We arrived in alexandria as evening fell, and decided to scout round our area. Quite literally every street had lambs being, or about to be, slaughtered. Cattle down, throat slit. I realised the puddles on the streets were blood. It was only after i was back in singapore and recounting these scenes to my friends, that i realised the ‘festival’ was hari raya haji, or eid–only one of the most important holy days in the muslim calendar (and of course the marker date around which i’d planned for the trip). Duh.. At that time however, i was caught in the the visceral scenes, trying to make sense of the invisible. So much death and life mingled so easily in the streets. The only clues were the careful crowds, and the prayers muttered over the carcass.
Amoun hotel, where we stayed, sits squaring a small round-about. Our window opened out to the street hubbub and a quiet corner where men knelt in neat rows to pray. By night, the streetlife kept us awake into the wee hours, like a live radio you can’t quite understand. We chattered too, talking economics and life after death.
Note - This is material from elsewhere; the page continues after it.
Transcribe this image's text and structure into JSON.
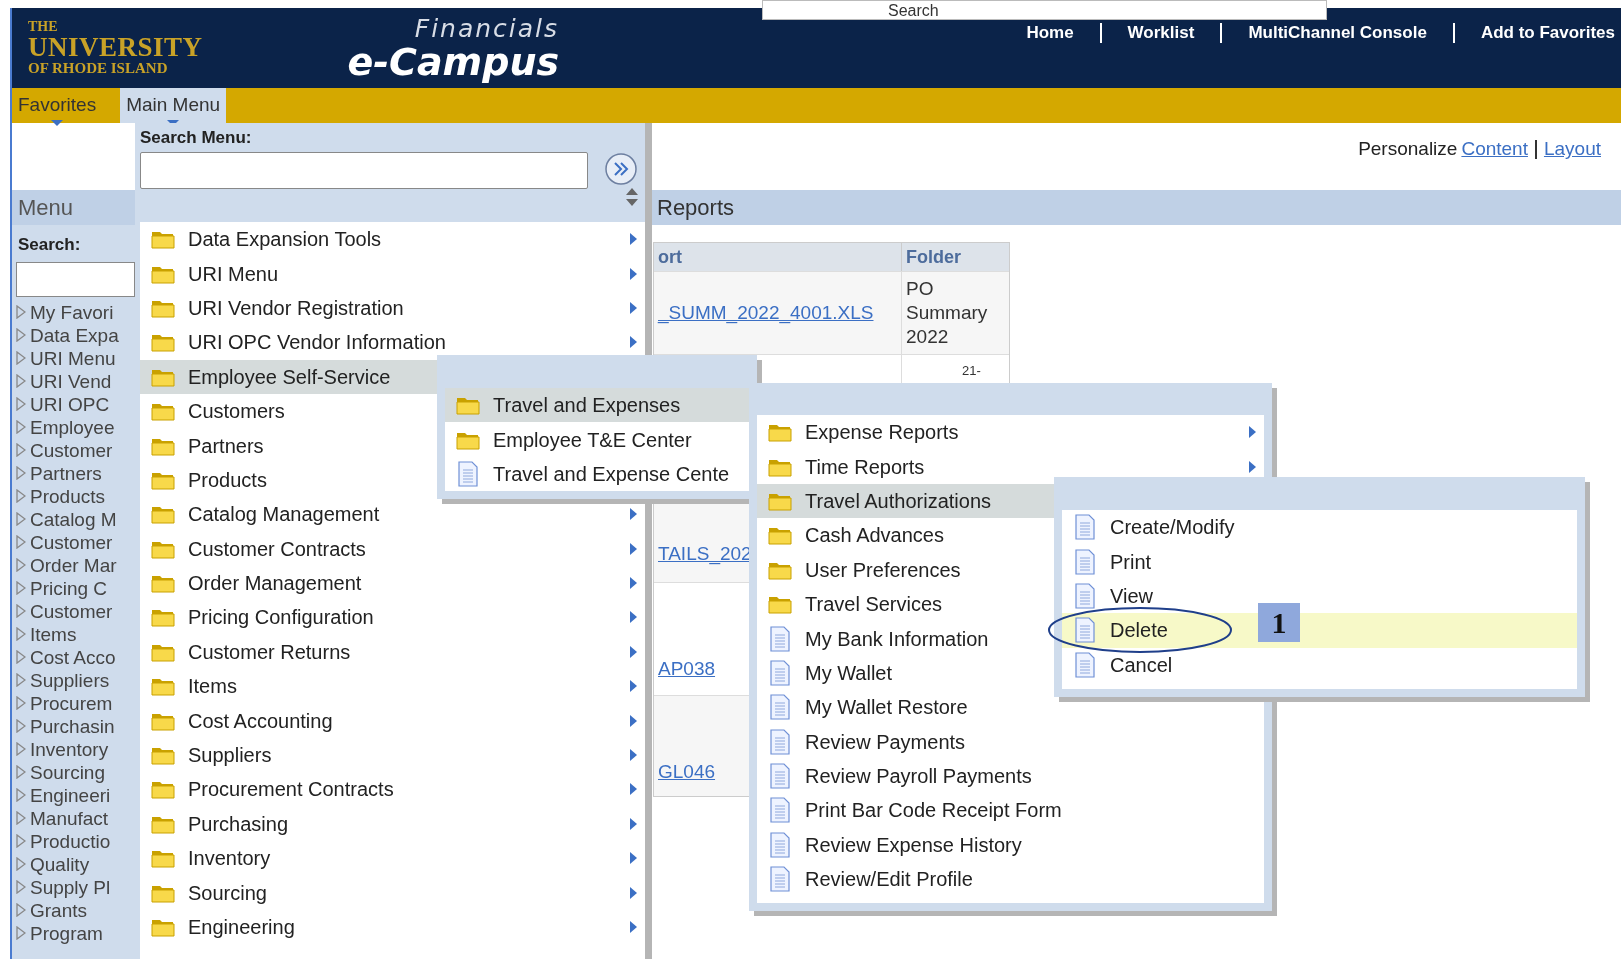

Which opened up more questions, but better ones at least.
The next day, everything was quiet, but different.
The morning after: